Start of Block

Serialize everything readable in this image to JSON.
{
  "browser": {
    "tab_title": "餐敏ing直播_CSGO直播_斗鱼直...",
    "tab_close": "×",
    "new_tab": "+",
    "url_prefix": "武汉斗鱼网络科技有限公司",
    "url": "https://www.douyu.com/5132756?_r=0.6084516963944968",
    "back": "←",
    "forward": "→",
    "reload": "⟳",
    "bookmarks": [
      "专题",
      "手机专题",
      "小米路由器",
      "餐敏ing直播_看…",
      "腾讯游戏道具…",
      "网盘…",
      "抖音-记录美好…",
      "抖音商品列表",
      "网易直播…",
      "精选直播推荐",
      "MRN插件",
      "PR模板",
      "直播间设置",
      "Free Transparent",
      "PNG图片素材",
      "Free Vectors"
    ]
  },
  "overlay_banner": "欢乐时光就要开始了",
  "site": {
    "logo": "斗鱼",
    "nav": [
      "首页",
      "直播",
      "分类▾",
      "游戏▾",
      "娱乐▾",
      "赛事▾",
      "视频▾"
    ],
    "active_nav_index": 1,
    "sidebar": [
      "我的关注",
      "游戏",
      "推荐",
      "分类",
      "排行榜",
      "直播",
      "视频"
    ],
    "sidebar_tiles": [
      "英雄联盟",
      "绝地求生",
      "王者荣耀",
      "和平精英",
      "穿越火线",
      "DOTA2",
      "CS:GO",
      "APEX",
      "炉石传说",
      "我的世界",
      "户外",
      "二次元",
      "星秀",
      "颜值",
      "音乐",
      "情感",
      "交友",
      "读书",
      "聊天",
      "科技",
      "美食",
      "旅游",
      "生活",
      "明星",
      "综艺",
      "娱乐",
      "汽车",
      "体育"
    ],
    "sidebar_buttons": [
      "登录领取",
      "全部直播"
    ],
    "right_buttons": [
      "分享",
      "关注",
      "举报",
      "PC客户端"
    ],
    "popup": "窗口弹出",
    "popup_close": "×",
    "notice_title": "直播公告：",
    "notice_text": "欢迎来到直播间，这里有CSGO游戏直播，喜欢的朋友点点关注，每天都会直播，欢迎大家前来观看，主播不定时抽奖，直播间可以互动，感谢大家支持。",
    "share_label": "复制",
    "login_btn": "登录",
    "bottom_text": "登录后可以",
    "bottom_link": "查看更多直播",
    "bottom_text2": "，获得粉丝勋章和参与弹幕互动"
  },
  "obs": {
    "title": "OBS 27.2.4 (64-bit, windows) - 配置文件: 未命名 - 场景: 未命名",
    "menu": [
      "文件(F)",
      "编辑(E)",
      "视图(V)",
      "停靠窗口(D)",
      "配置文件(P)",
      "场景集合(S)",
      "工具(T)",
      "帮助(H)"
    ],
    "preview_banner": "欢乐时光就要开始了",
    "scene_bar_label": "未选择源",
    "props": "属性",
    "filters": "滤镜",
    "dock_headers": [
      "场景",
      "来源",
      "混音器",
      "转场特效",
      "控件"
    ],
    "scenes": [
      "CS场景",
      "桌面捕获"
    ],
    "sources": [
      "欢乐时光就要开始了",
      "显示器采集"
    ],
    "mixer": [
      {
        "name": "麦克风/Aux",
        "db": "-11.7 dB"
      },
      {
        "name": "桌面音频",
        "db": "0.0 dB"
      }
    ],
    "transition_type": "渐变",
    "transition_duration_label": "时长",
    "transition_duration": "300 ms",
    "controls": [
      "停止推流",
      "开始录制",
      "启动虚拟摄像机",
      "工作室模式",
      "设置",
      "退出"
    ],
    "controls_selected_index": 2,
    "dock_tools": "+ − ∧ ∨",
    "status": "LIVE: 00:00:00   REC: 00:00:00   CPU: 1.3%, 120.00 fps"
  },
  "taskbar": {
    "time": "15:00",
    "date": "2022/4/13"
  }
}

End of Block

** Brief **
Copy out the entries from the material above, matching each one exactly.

** Answer section **
Serialize everything readable in this image to JSON.
{
  "browser": {
    "tab_title": "餐敏ing直播_CSGO直播_斗鱼直...",
    "tab_close": "×",
    "new_tab": "+",
    "url_prefix": "武汉斗鱼网络科技有限公司",
    "url": "https://www.douyu.com/5132756?_r=0.6084516963944968",
    "back": "←",
    "forward": "→",
    "reload": "⟳",
    "bookmarks": [
      "专题",
      "手机专题",
      "小米路由器",
      "餐敏ing直播_看…",
      "腾讯游戏道具…",
      "网盘…",
      "抖音-记录美好…",
      "抖音商品列表",
      "网易直播…",
      "精选直播推荐",
      "MRN插件",
      "PR模板",
      "直播间设置",
      "Free Transparent",
      "PNG图片素材",
      "Free Vectors"
    ]
  },
  "overlay_banner": "欢乐时光就要开始了",
  "site": {
    "logo": "斗鱼",
    "nav": [
      "首页",
      "直播",
      "分类▾",
      "游戏▾",
      "娱乐▾",
      "赛事▾",
      "视频▾"
    ],
    "active_nav_index": 1,
    "sidebar": [
      "我的关注",
      "游戏",
      "推荐",
      "分类",
      "排行榜",
      "直播",
      "视频"
    ],
    "sidebar_tiles": [
      "英雄联盟",
      "绝地求生",
      "王者荣耀",
      "和平精英",
      "穿越火线",
      "DOTA2",
      "CS:GO",
      "APEX",
      "炉石传说",
      "我的世界",
      "户外",
      "二次元",
      "星秀",
      "颜值",
      "音乐",
      "情感",
      "交友",
      "读书",
      "聊天",
      "科技",
      "美食",
      "旅游",
      "生活",
      "明星",
      "综艺",
      "娱乐",
      "汽车",
      "体育"
    ],
    "sidebar_buttons": [
      "登录领取",
      "全部直播"
    ],
    "right_buttons": [
      "分享",
      "关注",
      "举报",
      "PC客户端"
    ],
    "popup": "窗口弹出",
    "popup_close": "×",
    "notice_title": "直播公告：",
    "notice_text": "欢迎来到直播间，这里有CSGO游戏直播，喜欢的朋友点点关注，每天都会直播，欢迎大家前来观看，主播不定时抽奖，直播间可以互动，感谢大家支持。",
    "share_label": "复制",
    "login_btn": "登录",
    "bottom_text": "登录后可以",
    "bottom_link": "查看更多直播",
    "bottom_text2": "，获得粉丝勋章和参与弹幕互动"
  },
  "obs": {
    "title": "OBS 27.2.4 (64-bit, windows) - 配置文件: 未命名 - 场景: 未命名",
    "menu": [
      "文件(F)",
      "编辑(E)",
      "视图(V)",
      "停靠窗口(D)",
      "配置文件(P)",
      "场景集合(S)",
      "工具(T)",
      "帮助(H)"
    ],
    "preview_banner": "欢乐时光就要开始了",
    "scene_bar_label": "未选择源",
    "props": "属性",
    "filters": "滤镜",
    "dock_headers": [
      "场景",
      "来源",
      "混音器",
      "转场特效",
      "控件"
    ],
    "scenes": [
      "CS场景",
      "桌面捕获"
    ],
    "sources": [
      "欢乐时光就要开始了",
      "显示器采集"
    ],
    "mixer": [
      {
        "name": "麦克风/Aux",
        "db": "-11.7 dB"
      },
      {
        "name": "桌面音频",
        "db": "0.0 dB"
      }
    ],
    "transition_type": "渐变",
    "transition_duration_label": "时长",
    "transition_duration": "300 ms",
    "controls": [
      "停止推流",
      "开始录制",
      "启动虚拟摄像机",
      "工作室模式",
      "设置",
      "退出"
    ],
    "controls_selected_index": 2,
    "dock_tools": "+ − ∧ ∨",
    "status": "LIVE: 00:00:00   REC: 00:00:00   CPU: 1.3%, 120.00 fps"
  },
  "taskbar": {
    "time": "15:00",
    "date": "2022/4/13"
  }
}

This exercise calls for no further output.